In United States v. Peterson, 611 F.2d at 1330, we stated that although we determined it was preferable, whenever possible, to require the Government to first introduce independent proof of the conspiracy and subsequently to establish the connection of the defendant with it before admitting hearsay declarations, there was an exception recognized where it was not reasonably practicable to require the showing to be made before admitting the evidence; in such a case the trial judge could admit the hearsay statements, subject to their being connected up later.


In this case, the trial judge was aware of the Peterson decision and the preferred method of proof. (Tr. Vol. VI, p. 628). The record indicates that the court admitted the statements conditionally, subject to their being connected up. (Tr. Vol. IV, p. 161). At the close of the government's case, the judge found by a preponderance of the evidence that the United States had established with independent evidence the existence of the conspiracy and Reyes' participation in it. (Tr. Vol. VI, p. 627.) Under these circumstances, this Court finds that no reversible error was committed.
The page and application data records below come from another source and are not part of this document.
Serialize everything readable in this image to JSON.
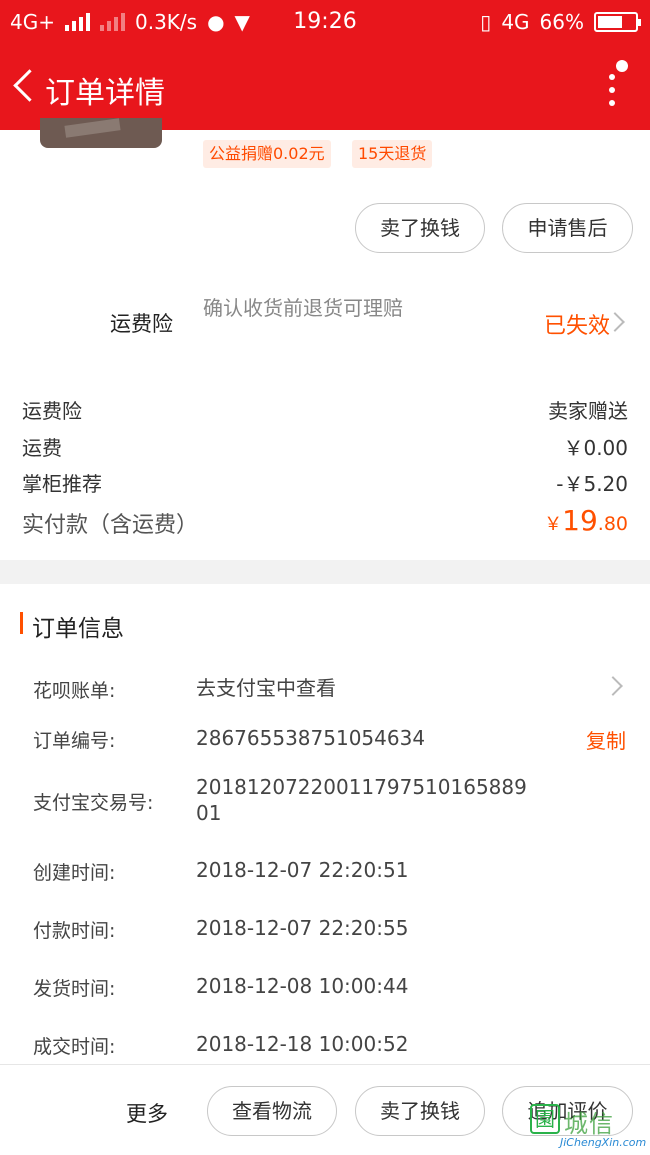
{
  "status_bar": {
    "network_left": "4G+",
    "speed": "0.3K/s",
    "time": "19:26",
    "network_right": "4G",
    "battery_percent": "66%",
    "battery_level": 0.66
  },
  "header": {
    "title": "订单详情",
    "accent_color": "#e8161c"
  },
  "product": {
    "tags": [
      "公益捐赠0.02元",
      "15天退货"
    ]
  },
  "actions_top": {
    "sell_label": "卖了换钱",
    "aftersale_label": "申请售后"
  },
  "shipping_insurance": {
    "label": "运费险",
    "description": "确认收货前退货可理赔",
    "status": "已失效"
  },
  "fees": [
    {
      "label": "运费险",
      "value": "卖家赠送"
    },
    {
      "label": "运费",
      "value": "￥0.00"
    },
    {
      "label": "掌柜推荐",
      "value": "-￥5.20"
    }
  ],
  "paid": {
    "label": "实付款（含运费）",
    "symbol": "￥",
    "integer": "19",
    "decimal": ".80"
  },
  "order_info": {
    "title": "订单信息",
    "huabei_label": "花呗账单:",
    "huabei_value": "去支付宝中查看",
    "order_no_label": "订单编号:",
    "order_no_value": "286765538751054634",
    "copy_label": "复制",
    "alipay_label": "支付宝交易号:",
    "alipay_value": "2018120722001179751016588901",
    "created_label": "创建时间:",
    "created_value": "2018-12-07 22:20:51",
    "paid_label": "付款时间:",
    "paid_value": "2018-12-07 22:20:55",
    "shipped_label": "发货时间:",
    "shipped_value": "2018-12-08 10:00:44",
    "completed_label": "成交时间:",
    "completed_value": "2018-12-18 10:00:52"
  },
  "bottom_bar": {
    "more_label": "更多",
    "logistics_label": "查看物流",
    "sell_label": "卖了换钱",
    "review_label": "追加评价"
  },
  "watermark": {
    "brand": "城信",
    "url": "JiChengXin.com"
  }
}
See United States v. Harenberg, 732 F.2d 1507 (10th Cir.1984); United States v. Calabrese, 645 F.2d 1379 (10th Cir.), cert. denied, 451 U.S. 1018, 101 S.Ct. 3008, 69 L.Ed.2d 390 (1981).


No reversible error has been demonstrated. Accordingly, the conviction of the defendant is AFFIRMED.


Honorable Frank G. Theis, United States District Judge for the District of Kansas, sitting by designation